The bulk of the mainstream media’s support for Clinton is the third factor in Trump’s favour. It may sound counterintuitive but every time the media (which, large sections of the electorate regard as a mouthpiece for the very establishment they reject so passionately) voices support for Clinton, it feeds the populist vote for Trump. Consider, for example, the many polls that have shown a gain or even a lead for Trump – most have not been side-stepped until recently by the mainstream media.
Finally, there are a series of predictive models that investors should consider. We’ve presented some of these below because they provide a quantitative aspect to predicting the election’s outcome. Many point to a Trump win.
Although we are approaching November cautiously and with hedging in place, our investment team maintains a positive outlook for global equities and a negative one for government bonds. Before analysing the impact of a Trump win, let’s examine what both candidates have in common in terms of government policy actions. The single tangent point is expansionary fiscal policy and this is the main scenario on which we build our investment rationale. Monetary stimulus passing the torch to expansionary fiscal policy will have actual impact on inflation with different consequences on equities, rates, and the dollar.
The opportunities we see include:
Despite the anti-Wall Street rhetoric from both candidates (especially Clinton) implying that they will increase the sector’s regulatory burden and close loopholes, it’s clear that a steepening US yield curve supported by rising interest rates and benign inflation should provide an environment in which banks and financials in general will likely outperform.
Buy infrastructure, basic materials (non-precious metals) and engineering stocks:
The fiscal spending commitment and the need for infrastructure projects set the stage for stock appreciation in the various sub-sectors. The correlation between deb/gdp and equities (industrials in particular) is pretty high. An infrastructure play should appeal to voters and investors from both political parties.

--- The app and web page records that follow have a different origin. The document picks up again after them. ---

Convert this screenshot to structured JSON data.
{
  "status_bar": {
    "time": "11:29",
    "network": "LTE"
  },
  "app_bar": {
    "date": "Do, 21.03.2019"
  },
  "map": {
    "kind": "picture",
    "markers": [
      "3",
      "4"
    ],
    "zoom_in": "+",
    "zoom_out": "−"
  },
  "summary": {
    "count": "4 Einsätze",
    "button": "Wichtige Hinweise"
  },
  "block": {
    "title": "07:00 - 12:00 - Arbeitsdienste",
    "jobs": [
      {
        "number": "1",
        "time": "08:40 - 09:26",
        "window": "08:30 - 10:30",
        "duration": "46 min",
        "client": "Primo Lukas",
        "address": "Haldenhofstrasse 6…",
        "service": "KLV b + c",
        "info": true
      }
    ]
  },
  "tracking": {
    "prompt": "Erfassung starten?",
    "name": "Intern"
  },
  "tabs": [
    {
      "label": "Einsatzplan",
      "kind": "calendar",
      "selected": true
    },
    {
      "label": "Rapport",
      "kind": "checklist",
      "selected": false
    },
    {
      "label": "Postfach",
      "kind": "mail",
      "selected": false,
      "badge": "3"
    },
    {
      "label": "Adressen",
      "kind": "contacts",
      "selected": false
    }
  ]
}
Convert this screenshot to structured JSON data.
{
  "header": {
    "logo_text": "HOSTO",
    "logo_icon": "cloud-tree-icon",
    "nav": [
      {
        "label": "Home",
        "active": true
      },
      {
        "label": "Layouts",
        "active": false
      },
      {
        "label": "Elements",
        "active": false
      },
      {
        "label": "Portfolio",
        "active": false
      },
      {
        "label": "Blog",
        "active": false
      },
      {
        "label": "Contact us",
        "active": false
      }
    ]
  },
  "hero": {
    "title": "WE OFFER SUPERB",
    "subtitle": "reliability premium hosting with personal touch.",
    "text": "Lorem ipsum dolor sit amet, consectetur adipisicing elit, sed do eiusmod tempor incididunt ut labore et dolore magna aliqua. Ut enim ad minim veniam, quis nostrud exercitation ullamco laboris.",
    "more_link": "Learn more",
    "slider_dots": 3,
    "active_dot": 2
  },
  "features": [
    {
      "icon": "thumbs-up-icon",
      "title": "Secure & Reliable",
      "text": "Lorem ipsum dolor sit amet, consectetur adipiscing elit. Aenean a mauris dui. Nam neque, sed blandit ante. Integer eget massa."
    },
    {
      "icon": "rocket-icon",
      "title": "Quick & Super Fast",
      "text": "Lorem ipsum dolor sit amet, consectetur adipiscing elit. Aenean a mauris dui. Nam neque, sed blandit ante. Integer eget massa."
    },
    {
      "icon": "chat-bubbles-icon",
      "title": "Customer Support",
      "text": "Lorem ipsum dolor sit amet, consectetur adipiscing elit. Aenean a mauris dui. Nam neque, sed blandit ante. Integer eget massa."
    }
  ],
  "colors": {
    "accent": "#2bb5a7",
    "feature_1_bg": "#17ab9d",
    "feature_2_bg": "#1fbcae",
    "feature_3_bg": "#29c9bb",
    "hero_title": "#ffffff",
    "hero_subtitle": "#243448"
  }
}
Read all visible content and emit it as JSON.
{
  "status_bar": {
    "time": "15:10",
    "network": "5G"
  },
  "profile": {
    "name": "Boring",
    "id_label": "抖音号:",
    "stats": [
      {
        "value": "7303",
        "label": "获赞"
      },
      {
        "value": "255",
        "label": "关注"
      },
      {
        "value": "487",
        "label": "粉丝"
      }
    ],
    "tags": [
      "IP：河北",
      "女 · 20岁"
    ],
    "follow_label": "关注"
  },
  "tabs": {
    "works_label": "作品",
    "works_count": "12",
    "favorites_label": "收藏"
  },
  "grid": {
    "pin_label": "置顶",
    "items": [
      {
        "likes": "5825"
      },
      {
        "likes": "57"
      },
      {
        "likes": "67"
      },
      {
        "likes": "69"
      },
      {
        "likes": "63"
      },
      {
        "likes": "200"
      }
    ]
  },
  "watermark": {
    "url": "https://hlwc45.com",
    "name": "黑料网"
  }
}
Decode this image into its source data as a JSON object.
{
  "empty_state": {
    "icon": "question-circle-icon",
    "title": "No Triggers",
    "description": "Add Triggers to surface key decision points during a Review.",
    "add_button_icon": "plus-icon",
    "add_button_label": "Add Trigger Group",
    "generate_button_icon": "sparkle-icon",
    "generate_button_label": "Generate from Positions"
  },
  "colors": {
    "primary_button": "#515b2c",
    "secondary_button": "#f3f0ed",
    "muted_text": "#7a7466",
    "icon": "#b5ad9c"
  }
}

Buy treasury inflation protected securities:
Expansionary fiscal policy will eventually lead to higher inflation. In such a scenario, exposure to linkers gives investors a better alternative than gold (correlation above 50%), since they can ride an asset class with positive carry.
Buy US dollar on weakness:
Both candidates will support and strengthen corporate America. It is the protectionist or free trade tone from the new president that will have the most impact on the US dollar. As with sterling in the Brexit scenario, the dollar under a Trump presidency may end up reflecting more than macroeconomic fundamentals. Our view is that a growing economy within a rising rates environment should provide support to the dollar.
Sell US Treasuries:
Again, fiscal policy and rising rates should be the reference point. Also, long term sustainability at current long term yields is definitely questionable for insurance companies, pension funds, and endowments.
Expect the unexpected
A win for Trump would challenge conventional wisdom and be a shock to many investors. Cross-asset volatility and a flight to quality in the short term would readjust asset valuations. The endurance of investors’ confidence in financial markets and perhaps their faith in capitalism will be tested. That said, we regard a Trump victory a significant possibility and are hedging against the volatility that will ensue while preparing for the investment opportunities it would create. We remain confident that corporate America will survive even in a more protectionist environment and this should provide optimism for risky assets.
As ever, in change lies opportunity.